**WHAT YOU WILL DO**
Select and copy out every line in the records containing "JSON".

Data records for software interfaces:
——

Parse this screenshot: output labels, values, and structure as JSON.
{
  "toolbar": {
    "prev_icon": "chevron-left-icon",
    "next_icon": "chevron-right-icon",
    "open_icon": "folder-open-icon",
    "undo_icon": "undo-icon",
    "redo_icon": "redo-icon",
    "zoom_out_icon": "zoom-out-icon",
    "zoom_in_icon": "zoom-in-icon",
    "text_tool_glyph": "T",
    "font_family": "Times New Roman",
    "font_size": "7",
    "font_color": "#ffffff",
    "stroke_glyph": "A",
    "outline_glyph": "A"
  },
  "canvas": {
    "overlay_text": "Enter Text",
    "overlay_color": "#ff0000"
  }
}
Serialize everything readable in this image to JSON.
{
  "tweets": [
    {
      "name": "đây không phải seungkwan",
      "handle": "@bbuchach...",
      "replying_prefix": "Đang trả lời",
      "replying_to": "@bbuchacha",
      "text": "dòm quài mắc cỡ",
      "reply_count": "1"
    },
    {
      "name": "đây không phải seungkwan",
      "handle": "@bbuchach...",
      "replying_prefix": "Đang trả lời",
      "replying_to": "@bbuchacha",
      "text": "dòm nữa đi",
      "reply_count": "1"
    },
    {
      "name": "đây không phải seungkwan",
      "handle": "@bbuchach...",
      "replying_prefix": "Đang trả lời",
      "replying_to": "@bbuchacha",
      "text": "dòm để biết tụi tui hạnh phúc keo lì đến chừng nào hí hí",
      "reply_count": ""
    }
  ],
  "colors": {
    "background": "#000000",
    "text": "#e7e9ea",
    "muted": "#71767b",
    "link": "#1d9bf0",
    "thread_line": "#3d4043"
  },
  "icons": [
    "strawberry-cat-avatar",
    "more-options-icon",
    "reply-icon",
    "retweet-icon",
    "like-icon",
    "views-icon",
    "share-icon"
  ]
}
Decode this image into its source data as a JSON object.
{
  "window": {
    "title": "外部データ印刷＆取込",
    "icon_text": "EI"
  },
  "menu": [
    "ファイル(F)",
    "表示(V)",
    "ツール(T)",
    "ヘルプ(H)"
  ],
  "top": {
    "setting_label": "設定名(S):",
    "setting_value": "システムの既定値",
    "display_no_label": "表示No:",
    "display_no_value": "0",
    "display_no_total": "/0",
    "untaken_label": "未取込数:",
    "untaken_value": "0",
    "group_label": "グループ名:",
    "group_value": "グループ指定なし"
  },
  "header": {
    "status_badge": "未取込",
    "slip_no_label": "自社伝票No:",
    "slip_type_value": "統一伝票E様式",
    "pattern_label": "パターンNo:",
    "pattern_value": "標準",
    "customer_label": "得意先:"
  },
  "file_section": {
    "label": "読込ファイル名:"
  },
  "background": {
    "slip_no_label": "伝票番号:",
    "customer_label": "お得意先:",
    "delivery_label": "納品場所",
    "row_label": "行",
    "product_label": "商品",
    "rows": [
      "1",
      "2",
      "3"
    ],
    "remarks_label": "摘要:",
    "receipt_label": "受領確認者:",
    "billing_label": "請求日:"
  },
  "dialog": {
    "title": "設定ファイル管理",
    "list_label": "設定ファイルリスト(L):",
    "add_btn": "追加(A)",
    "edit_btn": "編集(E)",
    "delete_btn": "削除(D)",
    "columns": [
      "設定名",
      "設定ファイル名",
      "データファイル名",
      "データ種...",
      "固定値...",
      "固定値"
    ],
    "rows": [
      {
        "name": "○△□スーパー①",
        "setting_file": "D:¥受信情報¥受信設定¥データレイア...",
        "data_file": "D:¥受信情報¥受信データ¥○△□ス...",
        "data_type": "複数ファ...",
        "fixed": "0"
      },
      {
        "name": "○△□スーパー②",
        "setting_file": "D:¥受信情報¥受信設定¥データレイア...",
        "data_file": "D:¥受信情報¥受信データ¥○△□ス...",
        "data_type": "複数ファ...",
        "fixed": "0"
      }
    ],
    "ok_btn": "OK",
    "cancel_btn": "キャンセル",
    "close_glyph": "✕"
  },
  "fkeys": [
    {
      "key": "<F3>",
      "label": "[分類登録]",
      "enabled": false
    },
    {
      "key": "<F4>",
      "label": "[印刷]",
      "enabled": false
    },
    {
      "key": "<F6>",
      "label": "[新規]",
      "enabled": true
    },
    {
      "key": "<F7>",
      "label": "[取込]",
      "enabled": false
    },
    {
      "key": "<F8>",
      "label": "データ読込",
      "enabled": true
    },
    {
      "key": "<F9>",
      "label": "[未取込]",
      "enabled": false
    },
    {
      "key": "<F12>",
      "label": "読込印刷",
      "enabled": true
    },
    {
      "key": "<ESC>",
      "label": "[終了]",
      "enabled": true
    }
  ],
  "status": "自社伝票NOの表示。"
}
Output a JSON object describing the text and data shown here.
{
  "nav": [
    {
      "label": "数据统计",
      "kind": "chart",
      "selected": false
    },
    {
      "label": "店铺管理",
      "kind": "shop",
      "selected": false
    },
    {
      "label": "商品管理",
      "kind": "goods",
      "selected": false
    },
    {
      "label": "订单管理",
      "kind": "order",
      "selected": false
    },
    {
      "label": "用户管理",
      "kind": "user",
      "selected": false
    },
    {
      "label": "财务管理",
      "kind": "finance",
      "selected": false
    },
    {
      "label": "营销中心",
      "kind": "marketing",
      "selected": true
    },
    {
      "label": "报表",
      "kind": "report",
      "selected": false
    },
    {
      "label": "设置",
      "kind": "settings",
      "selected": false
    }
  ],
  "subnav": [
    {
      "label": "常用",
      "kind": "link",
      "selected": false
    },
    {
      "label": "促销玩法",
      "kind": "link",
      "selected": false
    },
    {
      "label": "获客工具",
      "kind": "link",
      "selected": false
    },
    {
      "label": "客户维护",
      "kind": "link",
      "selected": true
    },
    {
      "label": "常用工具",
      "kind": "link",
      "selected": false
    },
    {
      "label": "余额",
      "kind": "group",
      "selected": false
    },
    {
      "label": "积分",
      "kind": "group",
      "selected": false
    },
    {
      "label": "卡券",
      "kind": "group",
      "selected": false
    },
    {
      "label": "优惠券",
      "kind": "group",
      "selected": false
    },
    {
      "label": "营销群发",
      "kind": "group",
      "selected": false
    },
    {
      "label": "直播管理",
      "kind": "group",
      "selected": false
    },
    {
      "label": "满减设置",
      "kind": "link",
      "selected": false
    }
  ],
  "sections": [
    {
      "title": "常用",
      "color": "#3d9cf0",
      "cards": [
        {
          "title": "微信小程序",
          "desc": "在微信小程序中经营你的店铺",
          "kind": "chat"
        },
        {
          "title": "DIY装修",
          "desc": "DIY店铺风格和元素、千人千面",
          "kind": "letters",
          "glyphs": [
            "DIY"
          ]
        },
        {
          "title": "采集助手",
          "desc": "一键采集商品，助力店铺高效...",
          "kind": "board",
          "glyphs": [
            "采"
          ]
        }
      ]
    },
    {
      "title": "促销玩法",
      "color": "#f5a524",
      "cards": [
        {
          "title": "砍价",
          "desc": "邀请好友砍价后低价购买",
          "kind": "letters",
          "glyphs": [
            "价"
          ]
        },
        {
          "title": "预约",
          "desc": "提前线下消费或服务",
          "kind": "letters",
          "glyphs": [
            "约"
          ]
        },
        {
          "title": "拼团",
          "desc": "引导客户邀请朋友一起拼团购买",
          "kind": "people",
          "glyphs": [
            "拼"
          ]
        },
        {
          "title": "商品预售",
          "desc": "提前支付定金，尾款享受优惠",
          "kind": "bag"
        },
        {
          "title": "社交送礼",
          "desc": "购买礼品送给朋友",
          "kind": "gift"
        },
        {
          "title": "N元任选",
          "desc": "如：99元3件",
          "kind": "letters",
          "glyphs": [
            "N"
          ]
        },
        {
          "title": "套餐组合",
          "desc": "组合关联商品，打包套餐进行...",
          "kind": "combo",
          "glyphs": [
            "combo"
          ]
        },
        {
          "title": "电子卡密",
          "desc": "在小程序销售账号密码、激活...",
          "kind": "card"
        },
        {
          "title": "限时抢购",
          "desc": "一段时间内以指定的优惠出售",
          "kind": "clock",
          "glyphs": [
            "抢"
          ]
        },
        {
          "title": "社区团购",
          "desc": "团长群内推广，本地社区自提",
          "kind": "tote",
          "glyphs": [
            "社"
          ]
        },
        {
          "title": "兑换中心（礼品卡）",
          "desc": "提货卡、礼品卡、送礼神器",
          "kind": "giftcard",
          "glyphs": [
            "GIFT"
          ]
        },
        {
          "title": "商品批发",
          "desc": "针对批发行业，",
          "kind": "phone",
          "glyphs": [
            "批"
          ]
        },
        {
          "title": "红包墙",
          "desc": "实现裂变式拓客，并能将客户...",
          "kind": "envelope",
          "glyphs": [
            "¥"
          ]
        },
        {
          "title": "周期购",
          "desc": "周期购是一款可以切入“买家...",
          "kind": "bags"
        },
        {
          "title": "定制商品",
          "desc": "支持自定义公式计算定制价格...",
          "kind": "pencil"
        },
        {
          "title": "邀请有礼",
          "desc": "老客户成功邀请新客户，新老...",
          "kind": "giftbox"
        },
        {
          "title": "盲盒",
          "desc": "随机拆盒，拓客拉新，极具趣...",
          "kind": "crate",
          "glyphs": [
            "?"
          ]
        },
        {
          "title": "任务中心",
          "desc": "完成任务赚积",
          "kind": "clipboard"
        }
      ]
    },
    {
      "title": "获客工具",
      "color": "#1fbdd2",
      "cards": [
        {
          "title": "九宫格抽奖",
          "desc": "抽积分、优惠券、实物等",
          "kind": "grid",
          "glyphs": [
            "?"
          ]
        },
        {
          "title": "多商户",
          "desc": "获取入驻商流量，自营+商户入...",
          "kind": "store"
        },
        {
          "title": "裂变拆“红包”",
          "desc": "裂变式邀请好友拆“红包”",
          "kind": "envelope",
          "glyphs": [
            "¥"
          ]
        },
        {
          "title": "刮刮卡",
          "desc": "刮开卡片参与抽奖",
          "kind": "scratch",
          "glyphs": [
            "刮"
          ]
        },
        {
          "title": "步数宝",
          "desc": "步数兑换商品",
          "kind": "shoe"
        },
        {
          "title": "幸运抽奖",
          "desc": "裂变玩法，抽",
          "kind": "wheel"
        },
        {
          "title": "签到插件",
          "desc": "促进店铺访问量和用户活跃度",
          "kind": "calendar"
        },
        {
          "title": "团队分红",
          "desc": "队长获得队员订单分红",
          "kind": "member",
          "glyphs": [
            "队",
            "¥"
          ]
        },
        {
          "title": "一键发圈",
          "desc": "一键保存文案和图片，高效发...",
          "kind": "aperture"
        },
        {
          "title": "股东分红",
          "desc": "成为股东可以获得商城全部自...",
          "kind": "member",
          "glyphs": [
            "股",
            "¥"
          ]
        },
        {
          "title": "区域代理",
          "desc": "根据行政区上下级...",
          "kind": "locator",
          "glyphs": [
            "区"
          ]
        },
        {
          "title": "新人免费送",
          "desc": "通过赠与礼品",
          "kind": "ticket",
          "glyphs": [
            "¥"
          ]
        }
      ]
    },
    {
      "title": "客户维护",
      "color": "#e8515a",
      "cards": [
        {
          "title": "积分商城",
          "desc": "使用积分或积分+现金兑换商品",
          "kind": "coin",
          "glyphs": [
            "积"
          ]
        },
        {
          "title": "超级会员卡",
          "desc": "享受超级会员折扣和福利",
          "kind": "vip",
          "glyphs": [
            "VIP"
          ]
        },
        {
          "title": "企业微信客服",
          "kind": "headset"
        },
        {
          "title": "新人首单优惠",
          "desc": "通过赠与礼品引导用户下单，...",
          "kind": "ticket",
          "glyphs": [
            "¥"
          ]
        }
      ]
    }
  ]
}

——

**WRITTEN RESPONSE**
Parse this screenshot: output labels, values, and structure as JSON.
Serialize everything readable in this image to JSON.
Decode this image into its source data as a JSON object.
Output a JSON object describing the text and data shown here.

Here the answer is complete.